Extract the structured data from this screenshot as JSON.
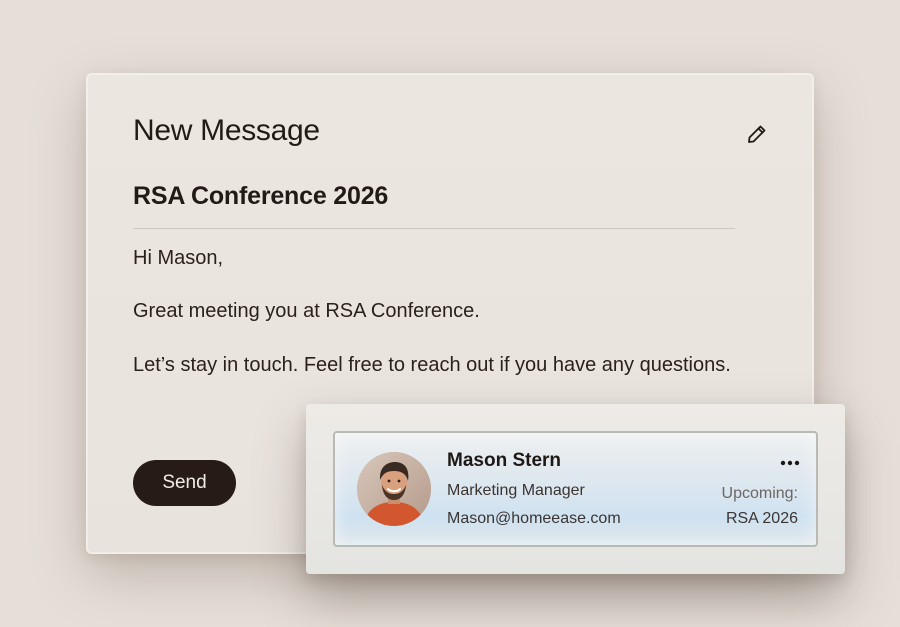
{
  "message": {
    "title": "New Message",
    "subject": "RSA Conference 2026",
    "greeting": "Hi Mason,",
    "body_line1": "Great meeting you at RSA Conference.",
    "body_line2": "Let’s stay in touch. Feel free to reach out if you have any questions.",
    "send_label": "Send",
    "edit_icon": "pencil-icon"
  },
  "contact": {
    "name": "Mason Stern",
    "role": "Marketing Manager",
    "email": "Mason@homeease.com",
    "upcoming_label": "Upcoming:",
    "upcoming_event": "RSA 2026",
    "more_icon": "more-horizontal-icon"
  },
  "colors": {
    "background": "#e6dfd8",
    "card": "#ebe5df",
    "send_button": "#261b17",
    "contact_gradient_accent": "#cfe2f1"
  }
}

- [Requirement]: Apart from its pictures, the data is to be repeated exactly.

- [Answer for this exercise]:
Extract the structured data from this screenshot as JSON.
{
  "message": {
    "title": "New Message",
    "subject": "RSA Conference 2026",
    "greeting": "Hi Mason,",
    "body_line1": "Great meeting you at RSA Conference.",
    "body_line2": "Let’s stay in touch. Feel free to reach out if you have any questions.",
    "send_label": "Send",
    "edit_icon": "pencil-icon"
  },
  "contact": {
    "name": "Mason Stern",
    "role": "Marketing Manager",
    "email": "Mason@homeease.com",
    "upcoming_label": "Upcoming:",
    "upcoming_event": "RSA 2026",
    "more_icon": "more-horizontal-icon"
  },
  "colors": {
    "background": "#e6dfd8",
    "card": "#ebe5df",
    "send_button": "#261b17",
    "contact_gradient_accent": "#cfe2f1"
  }
}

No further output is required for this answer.